Demetrios Tsimis had a plan: turn a vacant lot on the Near West Side into a gathering place every Friday and Sunday, where neighborhood residents could find food, music and vendors, for free.
Tsimis, an entrepreneur, said he and his wife bought a house on Geddes Street when they moved to Syracuse about a year and a half ago, and he quickly joined the Near Westside Business Association to stay updated on what was going on in he community.
“The question at one of the [Near Westside Business Association] meetings was, ‘how do we attract people to strip between West and Fayette streets?’” Tsimis said. “The solution is commerce.”
But even with thousands of cars traveling through the corridor, people aren’t going to stop in the neighborhood to take advantage of the businesses there, until their perception of the overall neighborhood changes, he realized.
“My goal was to get people from within the community to come together,” Tsimis said. “Create an environment that promotes community engagement and positive exposure of the neighborhood for greater Syracuse. This will solve the problem and expedite the development of the West Side.”
He named the venture West Side Weekend and started recruiting interested vendors, musicians, artists — anyone who wanted to be a part of promoting the community. He secured a location, a vacant lot at the corner of Wyoming and Marcellus streets owned by the Near Westside Initiative, and spent the second week of August going door to door on the Near West Side, handing out 800 handbills and letting people know about the event, he said.

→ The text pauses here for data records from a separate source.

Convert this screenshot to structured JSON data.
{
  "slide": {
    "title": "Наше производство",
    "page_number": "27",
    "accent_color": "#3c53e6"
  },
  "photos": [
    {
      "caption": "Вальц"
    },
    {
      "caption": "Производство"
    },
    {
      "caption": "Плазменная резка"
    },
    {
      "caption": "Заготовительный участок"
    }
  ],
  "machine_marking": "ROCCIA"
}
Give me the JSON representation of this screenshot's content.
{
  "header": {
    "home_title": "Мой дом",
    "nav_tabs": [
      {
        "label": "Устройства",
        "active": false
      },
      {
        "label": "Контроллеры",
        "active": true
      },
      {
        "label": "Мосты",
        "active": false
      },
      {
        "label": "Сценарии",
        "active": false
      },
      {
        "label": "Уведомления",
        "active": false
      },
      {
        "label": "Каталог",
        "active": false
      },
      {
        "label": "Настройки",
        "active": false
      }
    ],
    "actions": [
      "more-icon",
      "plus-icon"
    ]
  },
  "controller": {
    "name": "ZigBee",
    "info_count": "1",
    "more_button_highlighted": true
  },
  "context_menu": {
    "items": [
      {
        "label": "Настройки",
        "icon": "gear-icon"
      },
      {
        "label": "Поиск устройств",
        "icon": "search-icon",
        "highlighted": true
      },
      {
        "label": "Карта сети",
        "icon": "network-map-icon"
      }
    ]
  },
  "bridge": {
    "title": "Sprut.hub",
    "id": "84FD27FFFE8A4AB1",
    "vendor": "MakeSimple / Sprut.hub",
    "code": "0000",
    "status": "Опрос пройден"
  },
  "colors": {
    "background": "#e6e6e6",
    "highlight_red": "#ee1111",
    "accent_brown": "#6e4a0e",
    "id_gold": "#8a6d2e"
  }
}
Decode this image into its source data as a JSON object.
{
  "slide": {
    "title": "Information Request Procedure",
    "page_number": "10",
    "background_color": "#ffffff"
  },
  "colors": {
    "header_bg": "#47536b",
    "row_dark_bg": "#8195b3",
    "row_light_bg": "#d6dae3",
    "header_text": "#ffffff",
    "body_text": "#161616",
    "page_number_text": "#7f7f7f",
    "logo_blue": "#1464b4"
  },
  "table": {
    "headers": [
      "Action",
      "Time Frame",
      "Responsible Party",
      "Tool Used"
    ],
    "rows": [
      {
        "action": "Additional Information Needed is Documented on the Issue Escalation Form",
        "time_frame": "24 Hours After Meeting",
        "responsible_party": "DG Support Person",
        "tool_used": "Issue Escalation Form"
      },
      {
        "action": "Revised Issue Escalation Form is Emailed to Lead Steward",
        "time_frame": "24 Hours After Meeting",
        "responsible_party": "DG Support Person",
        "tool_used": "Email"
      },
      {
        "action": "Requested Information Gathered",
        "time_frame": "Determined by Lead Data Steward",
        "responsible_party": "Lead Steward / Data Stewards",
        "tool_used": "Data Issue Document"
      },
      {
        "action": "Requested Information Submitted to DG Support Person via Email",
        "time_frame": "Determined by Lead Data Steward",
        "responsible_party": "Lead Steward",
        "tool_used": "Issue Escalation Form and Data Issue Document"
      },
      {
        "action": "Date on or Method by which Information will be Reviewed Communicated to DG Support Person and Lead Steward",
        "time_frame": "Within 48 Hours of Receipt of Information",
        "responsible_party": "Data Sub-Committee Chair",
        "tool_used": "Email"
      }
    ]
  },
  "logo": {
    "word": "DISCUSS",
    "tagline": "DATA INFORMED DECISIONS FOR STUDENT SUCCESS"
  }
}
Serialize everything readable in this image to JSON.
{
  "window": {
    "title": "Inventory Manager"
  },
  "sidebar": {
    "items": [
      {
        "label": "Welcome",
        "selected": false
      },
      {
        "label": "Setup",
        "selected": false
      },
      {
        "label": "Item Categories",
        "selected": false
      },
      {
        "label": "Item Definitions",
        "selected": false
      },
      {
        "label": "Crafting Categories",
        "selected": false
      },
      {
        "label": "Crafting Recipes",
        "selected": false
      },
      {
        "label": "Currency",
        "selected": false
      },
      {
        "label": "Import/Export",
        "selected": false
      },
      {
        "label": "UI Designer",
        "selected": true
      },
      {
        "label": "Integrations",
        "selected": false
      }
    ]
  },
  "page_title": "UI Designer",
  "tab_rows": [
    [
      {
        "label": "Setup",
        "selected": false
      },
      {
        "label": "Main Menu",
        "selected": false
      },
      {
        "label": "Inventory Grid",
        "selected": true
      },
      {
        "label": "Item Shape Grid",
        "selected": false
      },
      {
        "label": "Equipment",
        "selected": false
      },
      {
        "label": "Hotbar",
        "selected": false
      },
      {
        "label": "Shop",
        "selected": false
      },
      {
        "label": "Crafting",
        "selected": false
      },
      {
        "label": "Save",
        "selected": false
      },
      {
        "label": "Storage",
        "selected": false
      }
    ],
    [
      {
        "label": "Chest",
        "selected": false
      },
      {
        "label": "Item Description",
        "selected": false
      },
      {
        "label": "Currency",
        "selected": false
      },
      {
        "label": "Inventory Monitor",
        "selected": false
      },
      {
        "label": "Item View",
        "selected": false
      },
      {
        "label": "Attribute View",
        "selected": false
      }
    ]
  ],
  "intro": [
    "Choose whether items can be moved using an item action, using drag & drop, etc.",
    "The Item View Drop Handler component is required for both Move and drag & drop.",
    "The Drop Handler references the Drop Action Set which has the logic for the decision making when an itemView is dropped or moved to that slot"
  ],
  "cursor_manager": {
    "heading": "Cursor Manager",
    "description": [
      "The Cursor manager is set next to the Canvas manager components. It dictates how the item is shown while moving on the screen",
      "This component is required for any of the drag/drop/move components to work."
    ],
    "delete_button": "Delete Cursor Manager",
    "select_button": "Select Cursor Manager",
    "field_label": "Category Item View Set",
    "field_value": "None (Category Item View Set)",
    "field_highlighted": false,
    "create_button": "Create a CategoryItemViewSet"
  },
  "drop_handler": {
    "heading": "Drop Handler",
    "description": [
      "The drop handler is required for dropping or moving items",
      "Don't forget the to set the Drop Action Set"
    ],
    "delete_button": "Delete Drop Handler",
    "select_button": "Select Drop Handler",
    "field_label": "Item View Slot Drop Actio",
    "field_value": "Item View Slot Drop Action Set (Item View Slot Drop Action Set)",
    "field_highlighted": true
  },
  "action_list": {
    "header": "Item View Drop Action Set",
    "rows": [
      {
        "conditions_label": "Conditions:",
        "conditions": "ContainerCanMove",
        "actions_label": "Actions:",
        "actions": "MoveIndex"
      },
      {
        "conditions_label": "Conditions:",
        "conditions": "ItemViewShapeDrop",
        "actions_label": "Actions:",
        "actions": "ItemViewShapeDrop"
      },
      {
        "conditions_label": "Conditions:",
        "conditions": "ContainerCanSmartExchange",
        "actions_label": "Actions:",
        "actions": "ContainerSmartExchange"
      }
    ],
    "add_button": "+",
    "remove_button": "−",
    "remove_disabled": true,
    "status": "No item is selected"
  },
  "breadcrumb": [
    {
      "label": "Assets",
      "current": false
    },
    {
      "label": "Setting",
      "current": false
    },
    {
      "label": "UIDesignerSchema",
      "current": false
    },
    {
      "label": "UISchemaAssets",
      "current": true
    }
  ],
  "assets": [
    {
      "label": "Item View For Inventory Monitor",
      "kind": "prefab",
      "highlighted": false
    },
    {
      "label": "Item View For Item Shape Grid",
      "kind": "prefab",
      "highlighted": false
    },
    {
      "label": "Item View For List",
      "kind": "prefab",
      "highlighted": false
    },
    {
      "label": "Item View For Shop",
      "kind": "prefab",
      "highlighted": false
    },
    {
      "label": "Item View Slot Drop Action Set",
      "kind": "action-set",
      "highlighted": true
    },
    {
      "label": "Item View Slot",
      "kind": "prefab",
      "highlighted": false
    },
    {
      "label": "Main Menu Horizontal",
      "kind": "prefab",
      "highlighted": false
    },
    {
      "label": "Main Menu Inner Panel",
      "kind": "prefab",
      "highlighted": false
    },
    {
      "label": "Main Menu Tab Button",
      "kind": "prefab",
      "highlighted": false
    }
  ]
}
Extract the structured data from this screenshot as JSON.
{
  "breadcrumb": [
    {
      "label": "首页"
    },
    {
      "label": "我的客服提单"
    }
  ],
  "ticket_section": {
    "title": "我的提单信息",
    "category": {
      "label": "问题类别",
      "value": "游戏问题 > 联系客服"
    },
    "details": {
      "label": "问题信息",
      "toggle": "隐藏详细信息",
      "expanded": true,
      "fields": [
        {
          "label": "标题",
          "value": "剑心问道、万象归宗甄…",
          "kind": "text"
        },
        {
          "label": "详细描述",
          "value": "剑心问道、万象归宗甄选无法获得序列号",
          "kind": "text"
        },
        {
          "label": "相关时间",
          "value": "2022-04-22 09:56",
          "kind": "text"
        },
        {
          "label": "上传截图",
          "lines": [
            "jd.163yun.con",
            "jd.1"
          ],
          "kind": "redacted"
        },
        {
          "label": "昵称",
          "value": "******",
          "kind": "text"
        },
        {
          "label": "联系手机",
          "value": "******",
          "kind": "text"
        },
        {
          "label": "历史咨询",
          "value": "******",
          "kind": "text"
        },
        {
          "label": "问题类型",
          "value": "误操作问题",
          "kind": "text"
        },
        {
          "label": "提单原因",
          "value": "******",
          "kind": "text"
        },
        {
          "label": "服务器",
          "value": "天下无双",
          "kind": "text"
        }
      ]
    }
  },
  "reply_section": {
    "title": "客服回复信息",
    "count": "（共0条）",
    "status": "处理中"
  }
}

But two weeks of very low turnout left him and his volunteers confused. Where is everybody, and why aren’t they coming out?
“Me doing this was just trying to promote community engagement to make the West Side a safer, cleaner, more enjoyable place to live for people who live there,” Tsimis said. But it didn’t quite work out that way.
So, West Side Weekend is on haitus. Tsimis said his goal is to set up a meeting where all community groups from the neighborhood could sit down at the same table and discuss concerns about the concept, and strategize together on how to make it a success.
In the meantime, Tsimis is remaining optimistic that West Side Weekend will restart with a three-day community event, followed within just a few weeks by a repeat performance, to kick-start momentum of the project.
“But I’m not going to do this unless everybody’s on board. And I can’t,” he said simply. Tsimis hopes to be able to set up a meeting with West Side community organizations within the next few weeks. He’s also still looking for interested vendors, artists and musicians for when West Side Weekend resumes.
Get in touch with Tsimis at (516) 637-8242 or firstname.lastname@example.org.